EXERCISE DESCRIPTION
Drop every picture, then repeat the records exactly.

DATA FOR REVIEW

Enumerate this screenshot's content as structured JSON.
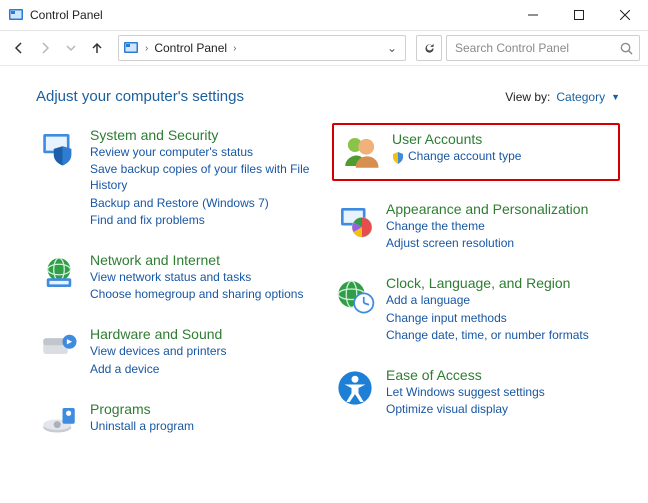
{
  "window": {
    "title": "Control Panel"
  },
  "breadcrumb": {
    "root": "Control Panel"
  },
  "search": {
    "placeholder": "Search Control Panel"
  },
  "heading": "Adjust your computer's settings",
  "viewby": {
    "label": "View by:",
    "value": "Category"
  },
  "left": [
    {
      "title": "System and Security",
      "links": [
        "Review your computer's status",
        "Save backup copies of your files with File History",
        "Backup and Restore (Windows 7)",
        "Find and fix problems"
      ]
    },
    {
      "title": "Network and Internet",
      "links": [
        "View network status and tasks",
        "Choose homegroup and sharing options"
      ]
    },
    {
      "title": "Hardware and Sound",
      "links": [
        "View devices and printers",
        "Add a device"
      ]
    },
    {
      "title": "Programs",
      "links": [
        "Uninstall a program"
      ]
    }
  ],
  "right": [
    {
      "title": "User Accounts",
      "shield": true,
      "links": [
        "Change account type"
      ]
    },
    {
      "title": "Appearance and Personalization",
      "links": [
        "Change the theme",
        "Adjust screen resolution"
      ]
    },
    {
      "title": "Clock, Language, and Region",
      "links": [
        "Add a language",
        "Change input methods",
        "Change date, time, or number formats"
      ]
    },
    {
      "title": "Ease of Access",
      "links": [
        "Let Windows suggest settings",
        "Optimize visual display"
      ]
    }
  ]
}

REPLY TO THE EXERCISE
Enumerate this screenshot's content as structured JSON.
{
  "window": {
    "title": "Control Panel"
  },
  "breadcrumb": {
    "root": "Control Panel"
  },
  "search": {
    "placeholder": "Search Control Panel"
  },
  "heading": "Adjust your computer's settings",
  "viewby": {
    "label": "View by:",
    "value": "Category"
  },
  "left": [
    {
      "title": "System and Security",
      "links": [
        "Review your computer's status",
        "Save backup copies of your files with File History",
        "Backup and Restore (Windows 7)",
        "Find and fix problems"
      ]
    },
    {
      "title": "Network and Internet",
      "links": [
        "View network status and tasks",
        "Choose homegroup and sharing options"
      ]
    },
    {
      "title": "Hardware and Sound",
      "links": [
        "View devices and printers",
        "Add a device"
      ]
    },
    {
      "title": "Programs",
      "links": [
        "Uninstall a program"
      ]
    }
  ],
  "right": [
    {
      "title": "User Accounts",
      "shield": true,
      "links": [
        "Change account type"
      ]
    },
    {
      "title": "Appearance and Personalization",
      "links": [
        "Change the theme",
        "Adjust screen resolution"
      ]
    },
    {
      "title": "Clock, Language, and Region",
      "links": [
        "Add a language",
        "Change input methods",
        "Change date, time, or number formats"
      ]
    },
    {
      "title": "Ease of Access",
      "links": [
        "Let Windows suggest settings",
        "Optimize visual display"
      ]
    }
  ]
}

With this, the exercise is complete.